The Dark Knight Rises cracked over a billion dollars from its time in theaters, so obviously the investment was worth it. Though this is commonly considered to be the worst outing in the Nolan trilogy thanks to a combination of head scratching decisions, like the rather unusual death scene of Talia al Ghul. Still, the action was fast-paced and the devastation was widespread. It’s not cheap to make a city look likes it descending into chaos, but Gotham city really looked like a warzone for the final confrontation between Batman and the League of Shadows. And when the dust settled, fans were content with this ending to the trilogy.
2. SPIDER-MAN 3 (2007) $258 (2016) $299
It’s understandable why so much would be invested in the Spider-Man franchise nearly ten years ago since the landscape for comic book movies was very different. We didn’t have the big superhero team-ups that are so common today, and darker, more serious heroes had not quite taken center stage. Sam Raimi’s Spider-Man, while somewhat cheesy, still seemed like the height of what superhero movies could accomplish. So a lot of money was put into Spider-Man 3, and it pulled in a lot of ticket sales, but the finished product left a pretty bad reputation for the movie.
Word is studio meddling was to blame for the movie being overstuffed with villains, resulting in a rushed inclusion of Venom that left many fans dissatisfied. But even Peter Parker was losing his edge for the third time around, creating the infamous emo Peter who showed off his dark side by dancing in the middle of the sidewalk. In the end, Spider-Man 3’s big investment paid off in the short term for this one movie, but did lasting damage to the franchise that is still trying to be fixed today.
1. SUPERMAN RETURNS (2006) $270 (2016) $322
And of course it’s the most iconic and well-known superhero who sits at the top of everything. Though being at the top here isn’t necessarily good, it simply means the studio invested the most into this iteration of Superman. Superman Returns was by no means comparable to the failure of something like Green Lantern, but considering how much financial stake was put into it, you would hope for incredible profits too. But domestically, Superman Returns didn’t even make its budget back, and even when the foreign box office came in, it tallied up to just over $390 million.
And to be fair, reviews for the movie were pretty decent. But the studio had supposedly been hoping to see $500 million in returns, and considered Superman Returns a disappointment. There had been plans to do a sequel before Superman Returns even hit theaters, but after the box office results evidently didn’t meet expectations, director Bryan Singer was informed he would only be able to do the sequel on a reduced budget. Obviously he eventually elected to move on to other projects where maybe expectations wouldn’t be quite so enormous.

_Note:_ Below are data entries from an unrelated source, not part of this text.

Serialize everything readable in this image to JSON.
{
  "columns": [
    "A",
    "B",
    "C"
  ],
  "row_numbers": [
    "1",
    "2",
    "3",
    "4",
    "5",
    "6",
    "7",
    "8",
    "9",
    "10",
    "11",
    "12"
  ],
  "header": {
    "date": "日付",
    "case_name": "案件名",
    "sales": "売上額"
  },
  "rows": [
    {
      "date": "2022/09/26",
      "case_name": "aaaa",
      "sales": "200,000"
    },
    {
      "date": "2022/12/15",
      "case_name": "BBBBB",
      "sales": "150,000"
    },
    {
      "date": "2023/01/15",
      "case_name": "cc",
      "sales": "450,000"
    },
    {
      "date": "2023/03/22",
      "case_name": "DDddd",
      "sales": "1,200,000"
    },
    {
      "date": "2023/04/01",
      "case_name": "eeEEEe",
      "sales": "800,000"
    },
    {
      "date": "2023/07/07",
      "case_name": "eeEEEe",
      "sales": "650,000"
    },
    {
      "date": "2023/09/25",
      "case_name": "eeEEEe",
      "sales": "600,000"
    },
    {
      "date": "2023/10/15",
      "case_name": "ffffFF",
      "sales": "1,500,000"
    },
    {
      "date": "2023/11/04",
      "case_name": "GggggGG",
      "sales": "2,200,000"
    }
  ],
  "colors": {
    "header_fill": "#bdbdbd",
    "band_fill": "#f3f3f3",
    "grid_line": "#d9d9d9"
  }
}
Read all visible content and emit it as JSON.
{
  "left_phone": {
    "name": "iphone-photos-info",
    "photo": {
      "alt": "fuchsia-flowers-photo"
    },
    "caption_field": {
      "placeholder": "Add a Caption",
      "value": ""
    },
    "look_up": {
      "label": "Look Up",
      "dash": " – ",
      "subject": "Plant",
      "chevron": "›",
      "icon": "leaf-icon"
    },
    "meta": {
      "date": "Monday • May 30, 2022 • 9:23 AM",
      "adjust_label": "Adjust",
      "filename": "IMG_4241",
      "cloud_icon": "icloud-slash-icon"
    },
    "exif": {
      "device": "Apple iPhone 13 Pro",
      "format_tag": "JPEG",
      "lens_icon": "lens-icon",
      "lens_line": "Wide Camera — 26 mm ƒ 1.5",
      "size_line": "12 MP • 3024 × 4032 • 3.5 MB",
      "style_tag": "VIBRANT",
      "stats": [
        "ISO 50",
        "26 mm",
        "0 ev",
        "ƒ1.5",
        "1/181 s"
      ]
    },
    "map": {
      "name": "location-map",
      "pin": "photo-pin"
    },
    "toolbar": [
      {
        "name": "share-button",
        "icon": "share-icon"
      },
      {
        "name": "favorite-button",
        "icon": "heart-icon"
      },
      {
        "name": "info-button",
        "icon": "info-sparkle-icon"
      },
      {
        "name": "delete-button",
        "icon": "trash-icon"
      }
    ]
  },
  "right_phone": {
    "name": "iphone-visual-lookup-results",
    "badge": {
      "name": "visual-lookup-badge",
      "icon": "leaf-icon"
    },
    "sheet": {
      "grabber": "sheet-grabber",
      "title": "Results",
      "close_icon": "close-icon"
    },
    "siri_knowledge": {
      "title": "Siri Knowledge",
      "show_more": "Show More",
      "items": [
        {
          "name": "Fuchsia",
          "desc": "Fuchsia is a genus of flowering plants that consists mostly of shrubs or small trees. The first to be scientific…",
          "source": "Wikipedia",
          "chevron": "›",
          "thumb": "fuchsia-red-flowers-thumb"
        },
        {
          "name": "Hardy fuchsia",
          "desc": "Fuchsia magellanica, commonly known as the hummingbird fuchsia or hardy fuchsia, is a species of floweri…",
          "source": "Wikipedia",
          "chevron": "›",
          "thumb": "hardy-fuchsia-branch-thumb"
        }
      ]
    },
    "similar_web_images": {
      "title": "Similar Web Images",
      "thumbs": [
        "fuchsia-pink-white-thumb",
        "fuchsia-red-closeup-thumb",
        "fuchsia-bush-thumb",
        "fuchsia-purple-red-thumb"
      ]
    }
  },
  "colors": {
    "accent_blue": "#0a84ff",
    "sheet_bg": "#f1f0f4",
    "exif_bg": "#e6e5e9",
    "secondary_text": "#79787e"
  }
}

Which movie do you think made the best of its budget? Are there any you think deserved better from the critics? Share your thoughts over in the comments!
Spider-Man: Homecoming comes out July 7, 2017, the Justice League movie is scheduled for November 16, 2017, and Avengers: Infinity War is expected on May 4, 2018.